Ethan -- I think your reading of 1021 and 1022 is misplaced. The authority of the Bureau is essentially limited to making regulations that enforce federal financial laws; it lacks the power to make new laws. So, unless the regulation serves to enforce a specific substantive power created in Dodd-Frank or already existing under another federal law (such as TILA), the Bureau is without authority to regulate. (It really is easy to confuse what the "framers" originally intended with what Congress ultimately passed!) I agree with you that 1031(c) is broad, but it's not as broad as 1031(d). Both of these sections have "reasonableness" standards that are an invitation to lenders to beef up their disclosures in order to avoid precisely the kinds of curtailments you propose.
Ethan -- I think you need to go back and take another look at the BCFP's powers under Title X. It is entirely true, as you suggest, that the original "idea" for the Bureau was similar to that of the NHTSA or CPSC, with ability to ban "unsafe" products, or to regulate the precise form of products.
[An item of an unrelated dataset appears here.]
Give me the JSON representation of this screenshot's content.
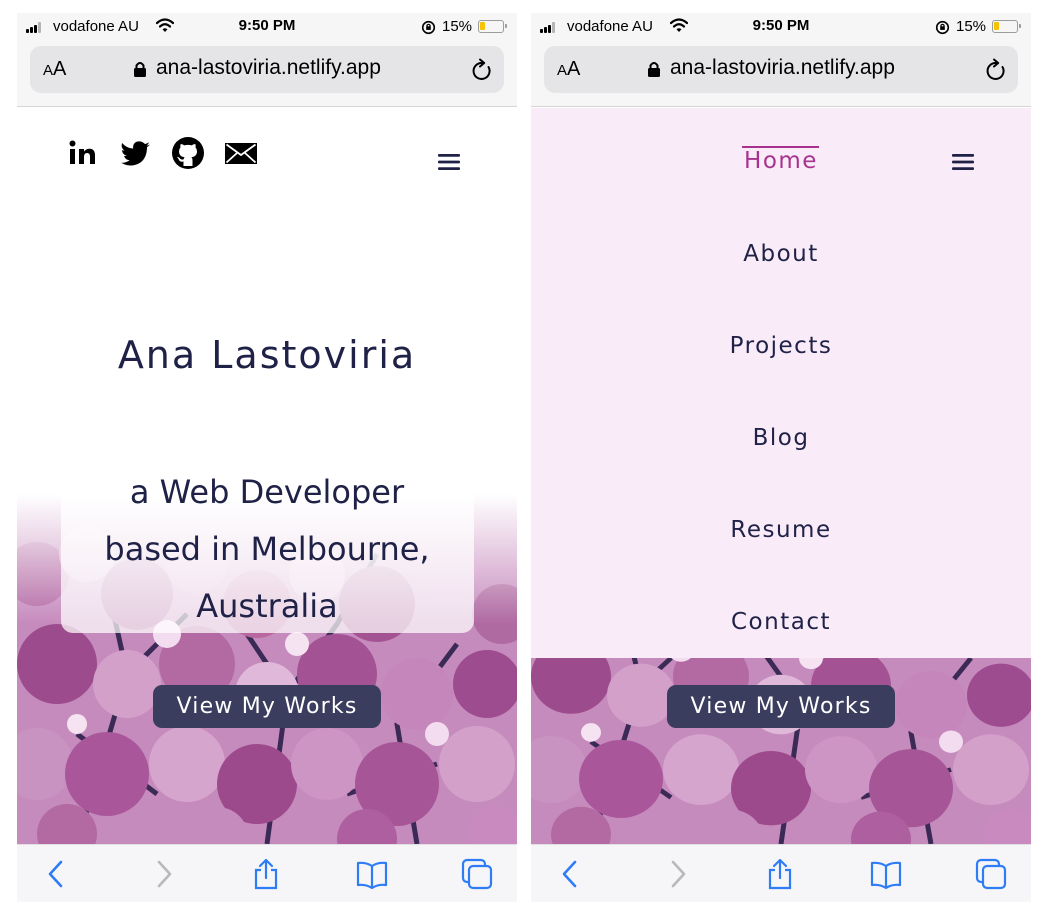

However, as the legislation emerged from the congressional compromise process, the powers of the Bureau were sharply curtailed and are essentially limited to determining that a particular product is unfair, deceptive or absusive. The Bureau does not have the power to impose capital requirements or meaningfully affect pricing. Even the "abusive" standard allows a lender to take "reasonable" advantage of a consumer's imperfect understanding. It's worth actually reading the statute, or as computer geeks say, RTFM. HM
The rate on accounts not assessed interest is the stated (contract rate) APR. Reg Z requires the disclosure of this rate even if no finance charge is assessed due to the application of a grace period, or because the finance charge only applies to balances in excess of the account balance.
Where are the damages? I see the outrage, but where's the evidence that: (a) any beneficiary failed to receive a full benefit to which he or she was entitled, or (b) lost any money on a non-insured account, or (c) received a rate of return on such an account less than that provided by banks and money-market funds on comparable funds?